Otto Hermann Hampel was born in Mühlbock/Posen on June 21, 1897. After serving in World War I, he worked in the Siemens-Schuckert cable factory in Berlin-Reinickendorf, ending up as a fitter. He was a member of the Stahlhelm (Steel Helmet federation of combat veterans) from 1928 to 1933. He married Elise Lemme in 1935. The death of Elise Hampel’s brother during the German assault on France prompted Otto Hampel and his wife to become opponents of the Nazi regime. From September 1940 until their arrest at the end of September 1942, they wrote postcards and more than 200 handwritten leaflets, which they distributed to mailboxes and staircases in Berlin, often near their home in the district of Wedding. The cards and leaflets encouraged people not to donate to National Socialist public collections, to refuse to serve in the war, and to overthrow Hitler. The Hampels were betrayed, and were arrested on October 20, 1942. Otto Hampel declared to the police that he was "happy with the idea" of protesting against Hitler and his regime.
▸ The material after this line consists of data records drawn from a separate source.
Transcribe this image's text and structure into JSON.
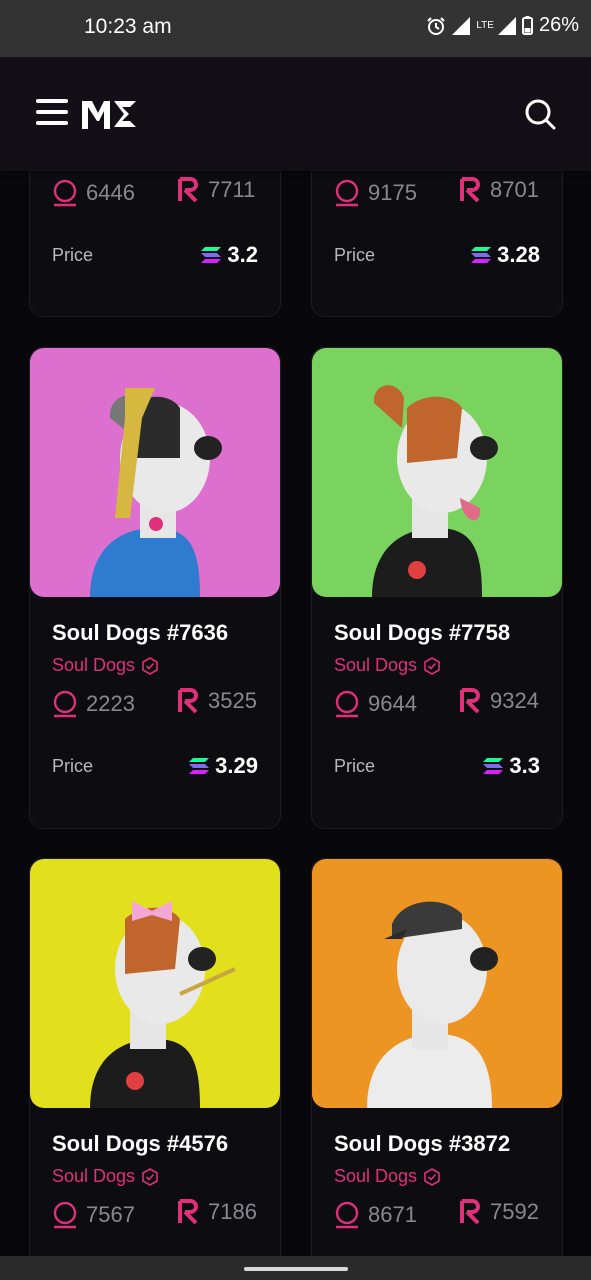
{
  "status": {
    "time": "10:23 am",
    "network": "LTE",
    "battery": "26%"
  },
  "colors": {
    "accent": "#e0307a",
    "background": "#08070b"
  },
  "search_icon": "search-icon",
  "menu_icon": "hamburger-menu-icon",
  "logo": "ME",
  "price_label": "Price",
  "collection_name": "Soul Dogs",
  "top_cards": [
    {
      "owners": "6446",
      "rank": "7711",
      "price": "3.2"
    },
    {
      "owners": "9175",
      "rank": "8701",
      "price": "3.28"
    }
  ],
  "cards": [
    {
      "title": "Soul Dogs #7636",
      "collection": "Soul Dogs",
      "owners": "2223",
      "rank": "3525",
      "price": "3.29",
      "bg": "#dd6fcf"
    },
    {
      "title": "Soul Dogs #7758",
      "collection": "Soul Dogs",
      "owners": "9644",
      "rank": "9324",
      "price": "3.3",
      "bg": "#79d35e"
    },
    {
      "title": "Soul Dogs #4576",
      "collection": "Soul Dogs",
      "owners": "7567",
      "rank": "7186",
      "bg": "#e2e01c"
    },
    {
      "title": "Soul Dogs #3872",
      "collection": "Soul Dogs",
      "owners": "8671",
      "rank": "7592",
      "bg": "#ec9522"
    }
  ]
}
Otto and Elise Hampel were sentenced to death on January 22, 1943 by the 2nd Senate of the People’s Court for "demoralizing the troops" and "preparation for high treason," and murdered in Berlin-Plötzensee on April 8, 1943. Hans Fallada based his novel "Jeder stirbt für sich allein" on their story.